Yahoo! Stock: Eric Jackson Unloads, Gordon Crawford Ups Stake To 10.1%

Posted Oct 12, 2008

When Yahoo! Inc. (NASDAQ:YHOO) had their 2008 Annual Meeting of Stockholders on August 1, 2008, their stock was trading at about $19.80 per share.  At the conclusion of the meeting of the stockholders, it was decided that all of the board members would remain seated.  Carl Icahn, Frank Biondi, and John Chapple joined the Yahoo! Board out of a proxy settlement.  Capital Research called for a vote recount after the meeting and Eric Jackson pointed out that the vote count was controversial. 

Nothing had changed with Yahoo!’s Board of Directors since then.  However, two major events have ignited in the last week. 

The first event is that Yahoo!’s stock dropped to below $13 this past week.  After seeing this happen, Mithras Capital made a request to have Microsoft make an offer to buy-out Yahoo! at $22 per share.  This is $9 per share less than Microsoft’s original offer.  In response to the stock hitting this low, former major Yahoo! shareholder Eric Jackson sold all his hedge fund’s shares in Yahoo!

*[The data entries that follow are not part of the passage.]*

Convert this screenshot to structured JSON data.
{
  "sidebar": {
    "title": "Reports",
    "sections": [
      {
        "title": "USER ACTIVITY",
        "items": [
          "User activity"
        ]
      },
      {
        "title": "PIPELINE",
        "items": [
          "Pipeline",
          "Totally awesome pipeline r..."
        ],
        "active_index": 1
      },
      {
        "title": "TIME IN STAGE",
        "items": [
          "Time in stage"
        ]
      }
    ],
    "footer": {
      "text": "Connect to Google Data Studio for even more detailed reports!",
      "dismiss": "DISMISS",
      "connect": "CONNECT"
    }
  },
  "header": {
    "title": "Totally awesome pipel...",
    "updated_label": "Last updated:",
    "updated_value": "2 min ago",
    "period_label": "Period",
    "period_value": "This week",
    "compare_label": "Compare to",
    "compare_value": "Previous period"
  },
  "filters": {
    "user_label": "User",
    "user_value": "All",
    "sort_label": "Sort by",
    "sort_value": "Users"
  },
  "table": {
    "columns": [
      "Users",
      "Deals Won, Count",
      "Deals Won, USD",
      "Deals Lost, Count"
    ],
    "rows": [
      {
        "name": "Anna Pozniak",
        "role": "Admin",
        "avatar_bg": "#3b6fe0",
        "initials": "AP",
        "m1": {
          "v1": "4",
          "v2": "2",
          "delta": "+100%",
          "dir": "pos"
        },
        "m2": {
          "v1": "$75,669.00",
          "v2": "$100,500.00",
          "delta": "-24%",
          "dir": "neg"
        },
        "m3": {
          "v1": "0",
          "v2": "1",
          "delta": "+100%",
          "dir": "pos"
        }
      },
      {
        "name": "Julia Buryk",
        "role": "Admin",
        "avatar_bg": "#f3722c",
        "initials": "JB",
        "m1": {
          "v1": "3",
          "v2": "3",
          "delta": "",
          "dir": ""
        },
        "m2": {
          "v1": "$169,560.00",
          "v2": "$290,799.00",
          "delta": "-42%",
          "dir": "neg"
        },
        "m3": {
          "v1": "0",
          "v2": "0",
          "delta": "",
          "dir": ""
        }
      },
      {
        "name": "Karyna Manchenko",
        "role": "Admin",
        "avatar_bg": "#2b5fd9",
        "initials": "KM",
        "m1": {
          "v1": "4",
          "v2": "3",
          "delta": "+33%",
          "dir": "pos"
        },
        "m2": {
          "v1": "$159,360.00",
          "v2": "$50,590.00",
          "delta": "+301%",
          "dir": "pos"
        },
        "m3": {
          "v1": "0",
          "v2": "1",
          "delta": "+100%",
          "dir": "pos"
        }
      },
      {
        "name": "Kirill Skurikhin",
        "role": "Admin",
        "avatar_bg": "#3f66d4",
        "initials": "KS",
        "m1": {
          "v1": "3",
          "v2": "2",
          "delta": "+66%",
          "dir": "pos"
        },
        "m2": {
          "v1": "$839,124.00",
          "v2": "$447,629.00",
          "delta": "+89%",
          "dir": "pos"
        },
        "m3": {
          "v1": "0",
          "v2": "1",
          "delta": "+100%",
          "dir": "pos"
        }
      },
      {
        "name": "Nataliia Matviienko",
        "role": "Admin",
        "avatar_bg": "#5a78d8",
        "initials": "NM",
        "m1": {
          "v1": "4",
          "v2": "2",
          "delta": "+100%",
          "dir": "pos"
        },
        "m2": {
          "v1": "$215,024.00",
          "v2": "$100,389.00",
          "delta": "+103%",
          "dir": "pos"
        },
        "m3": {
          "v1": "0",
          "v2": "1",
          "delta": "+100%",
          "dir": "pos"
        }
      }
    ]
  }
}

“I sold my YHOO stake, which I held through my hedge fund last month when it hit $20,” stated Jackson. “I still own a small amount personally. I had no idea idea it would fall this much but I finally decided to stop pushing a rope by calling for change from the inside [as a shareholder]. I voted with my feet. This board has the blood of its shareholders on its hands, and I hope they wear that scarlet letter stigma for a long time.”

Jackson was very proactive in having Terry Semel fired from the company.  Jackson also interrogated the current Yahoo! board at the 2008 Annual Meeting of Stockholders. 

The second major event that took place this week is that Capital Research upped the amount of ownership that they have in Yahoo!  Capital Research owned 8.6% and now they own 10.1%.  It is slightly peculiar that a company that wanted to have a recount for the renomination of the Yahoo! board increase their investment. 

This seems just as odd as the Carl Icahn twist.  First Carl Icahn accused that Jerry Yang a real-life self-destructive doomsday device for his company, then after joining the board Icahn stated that it was the beginning of a beautiful friendship.